"What others can learn from Nat is that having the right habits and attitude at all times is so important when your chance comes. They aren't like a tap that can be turned on and off when it suits – they need to be learned and ingrained. That way, when the moment comes, you are ready.
"I know that Nat, because he's a humble guy, credits the education he got at Bolton Wanderers and then at LFC for helping him with this and he's right to do that – it was the same for me at Sunderland. But the real credit goes to Nat, because of his willingness to learn and commitment to improve.
"His story shows the importance of being ready when opportunity knocks. I know Nat has probably surprised people on the outside with the level of his performance this season, but those of us who trained with him day in, day out, before those minutes in a first-team shirt came, weren't shocked at all.
"We knew he had the quality and character to shine because he did the right things every day in training. Adam Lallana is one of Nat's biggest fans and he tells me regularly how he predicted Nat would do exactly what he's gone on to do when his chance came.
"'Adz' saw a player with big talent, who understood the importance of doing all the right things as often as possible. Again, good habits and top attitude, essential for young players who want to progress.
"And that brings me back to our U18s. I really hope they can get through against Ipswich [in the FA Youth Cup semi-finals] later this month. But even more important for them is to look at the boys who came before, many of which were in that 2019 Youth Cup-winning side. Look at what they've done to make the step from youth football to the professional environment.
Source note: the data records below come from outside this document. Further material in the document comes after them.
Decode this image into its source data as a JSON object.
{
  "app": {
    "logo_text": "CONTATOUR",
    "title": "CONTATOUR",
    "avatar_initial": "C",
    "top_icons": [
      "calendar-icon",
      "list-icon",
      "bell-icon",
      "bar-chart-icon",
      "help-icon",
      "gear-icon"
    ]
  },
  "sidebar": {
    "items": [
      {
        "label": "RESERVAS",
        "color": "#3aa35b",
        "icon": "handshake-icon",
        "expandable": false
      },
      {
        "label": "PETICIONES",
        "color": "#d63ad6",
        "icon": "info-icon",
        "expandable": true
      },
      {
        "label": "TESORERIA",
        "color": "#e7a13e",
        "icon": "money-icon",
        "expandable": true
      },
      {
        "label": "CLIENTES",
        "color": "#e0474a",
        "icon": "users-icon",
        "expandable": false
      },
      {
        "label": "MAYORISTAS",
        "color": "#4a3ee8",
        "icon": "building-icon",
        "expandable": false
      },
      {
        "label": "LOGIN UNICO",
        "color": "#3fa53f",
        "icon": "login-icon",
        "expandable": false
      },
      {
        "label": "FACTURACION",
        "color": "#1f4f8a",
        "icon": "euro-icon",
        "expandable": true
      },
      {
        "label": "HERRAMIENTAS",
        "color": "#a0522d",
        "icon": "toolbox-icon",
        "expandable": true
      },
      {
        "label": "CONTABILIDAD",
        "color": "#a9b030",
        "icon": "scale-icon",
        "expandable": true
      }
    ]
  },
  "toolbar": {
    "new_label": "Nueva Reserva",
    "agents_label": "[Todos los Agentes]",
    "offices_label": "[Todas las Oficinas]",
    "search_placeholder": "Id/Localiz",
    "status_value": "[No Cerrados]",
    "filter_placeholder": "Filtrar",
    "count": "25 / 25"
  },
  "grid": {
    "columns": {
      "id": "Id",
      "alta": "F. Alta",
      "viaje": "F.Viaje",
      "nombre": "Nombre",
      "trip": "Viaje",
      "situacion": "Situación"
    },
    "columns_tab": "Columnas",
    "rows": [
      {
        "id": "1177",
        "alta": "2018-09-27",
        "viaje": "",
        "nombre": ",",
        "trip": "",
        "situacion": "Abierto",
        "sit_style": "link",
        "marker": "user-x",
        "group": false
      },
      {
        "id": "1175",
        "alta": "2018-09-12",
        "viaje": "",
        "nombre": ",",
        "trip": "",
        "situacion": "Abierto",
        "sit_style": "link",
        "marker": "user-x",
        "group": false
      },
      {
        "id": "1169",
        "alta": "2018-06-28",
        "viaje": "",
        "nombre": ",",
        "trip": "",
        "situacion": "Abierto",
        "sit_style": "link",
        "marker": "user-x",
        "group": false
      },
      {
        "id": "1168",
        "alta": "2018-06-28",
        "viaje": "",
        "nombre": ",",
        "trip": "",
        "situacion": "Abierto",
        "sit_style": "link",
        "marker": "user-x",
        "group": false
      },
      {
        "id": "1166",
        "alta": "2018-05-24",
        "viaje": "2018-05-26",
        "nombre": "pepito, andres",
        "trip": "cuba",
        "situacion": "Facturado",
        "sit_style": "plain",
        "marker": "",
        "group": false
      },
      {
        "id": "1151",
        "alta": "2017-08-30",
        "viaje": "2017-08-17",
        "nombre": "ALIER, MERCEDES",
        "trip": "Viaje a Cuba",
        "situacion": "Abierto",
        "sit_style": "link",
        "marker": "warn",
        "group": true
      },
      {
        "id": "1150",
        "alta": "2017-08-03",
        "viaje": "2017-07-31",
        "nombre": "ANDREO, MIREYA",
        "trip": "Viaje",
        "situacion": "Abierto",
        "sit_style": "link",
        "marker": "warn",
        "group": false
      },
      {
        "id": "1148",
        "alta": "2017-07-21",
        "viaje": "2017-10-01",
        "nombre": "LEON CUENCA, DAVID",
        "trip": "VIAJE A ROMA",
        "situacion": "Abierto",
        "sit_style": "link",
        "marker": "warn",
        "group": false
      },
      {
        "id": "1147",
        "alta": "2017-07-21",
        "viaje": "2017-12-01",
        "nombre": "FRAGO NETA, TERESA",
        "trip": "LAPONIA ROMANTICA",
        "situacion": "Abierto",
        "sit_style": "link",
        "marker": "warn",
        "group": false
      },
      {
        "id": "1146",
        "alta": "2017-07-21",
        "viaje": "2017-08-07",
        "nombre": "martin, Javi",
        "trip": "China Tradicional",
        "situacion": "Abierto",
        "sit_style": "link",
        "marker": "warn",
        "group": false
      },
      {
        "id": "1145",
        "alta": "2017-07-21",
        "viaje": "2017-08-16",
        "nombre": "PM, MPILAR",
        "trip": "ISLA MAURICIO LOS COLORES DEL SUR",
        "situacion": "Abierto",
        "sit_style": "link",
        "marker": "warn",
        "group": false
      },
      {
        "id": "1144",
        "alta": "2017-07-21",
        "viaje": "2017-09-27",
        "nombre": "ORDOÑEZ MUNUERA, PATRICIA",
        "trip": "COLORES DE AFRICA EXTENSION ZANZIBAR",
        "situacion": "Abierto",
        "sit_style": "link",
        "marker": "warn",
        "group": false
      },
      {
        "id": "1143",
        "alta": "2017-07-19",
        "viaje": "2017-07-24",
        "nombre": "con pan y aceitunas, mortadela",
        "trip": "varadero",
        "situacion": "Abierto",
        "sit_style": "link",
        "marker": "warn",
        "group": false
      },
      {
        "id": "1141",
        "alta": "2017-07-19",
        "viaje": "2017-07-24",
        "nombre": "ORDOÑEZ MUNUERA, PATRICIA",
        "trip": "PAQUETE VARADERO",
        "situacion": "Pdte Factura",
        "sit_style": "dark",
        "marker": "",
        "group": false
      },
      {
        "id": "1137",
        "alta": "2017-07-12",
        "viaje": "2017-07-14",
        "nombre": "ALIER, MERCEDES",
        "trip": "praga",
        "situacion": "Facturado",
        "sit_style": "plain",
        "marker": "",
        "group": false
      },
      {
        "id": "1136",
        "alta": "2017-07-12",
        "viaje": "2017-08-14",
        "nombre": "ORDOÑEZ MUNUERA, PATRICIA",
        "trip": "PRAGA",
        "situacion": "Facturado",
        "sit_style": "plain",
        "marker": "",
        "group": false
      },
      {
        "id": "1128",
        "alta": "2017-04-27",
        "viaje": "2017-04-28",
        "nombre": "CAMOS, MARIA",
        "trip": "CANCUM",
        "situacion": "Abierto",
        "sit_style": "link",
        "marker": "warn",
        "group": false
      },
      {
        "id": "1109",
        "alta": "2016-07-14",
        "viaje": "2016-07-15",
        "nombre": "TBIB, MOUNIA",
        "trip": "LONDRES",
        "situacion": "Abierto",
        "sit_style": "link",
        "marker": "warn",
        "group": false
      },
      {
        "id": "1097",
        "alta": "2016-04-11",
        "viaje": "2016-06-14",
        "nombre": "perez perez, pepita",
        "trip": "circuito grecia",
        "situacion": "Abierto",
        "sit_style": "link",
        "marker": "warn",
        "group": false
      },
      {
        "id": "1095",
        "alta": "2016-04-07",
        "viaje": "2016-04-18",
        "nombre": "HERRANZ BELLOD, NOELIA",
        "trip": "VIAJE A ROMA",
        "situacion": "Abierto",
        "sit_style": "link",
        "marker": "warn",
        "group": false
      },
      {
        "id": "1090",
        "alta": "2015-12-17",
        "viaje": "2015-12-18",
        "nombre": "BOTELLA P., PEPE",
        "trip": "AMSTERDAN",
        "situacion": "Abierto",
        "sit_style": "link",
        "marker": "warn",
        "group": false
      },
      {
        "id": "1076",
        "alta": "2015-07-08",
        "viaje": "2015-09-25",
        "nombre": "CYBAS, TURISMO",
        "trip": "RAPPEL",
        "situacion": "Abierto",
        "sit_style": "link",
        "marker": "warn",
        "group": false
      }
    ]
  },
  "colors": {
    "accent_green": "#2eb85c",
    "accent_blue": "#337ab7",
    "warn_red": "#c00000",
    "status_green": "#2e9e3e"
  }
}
"They can also look to a player like Nat Phillips and ask themselves: what has he done to earn the opportunity he's taken this season? I hope so, because they have plenty of fantastic role models who have made it through our outstanding Academy to learn from."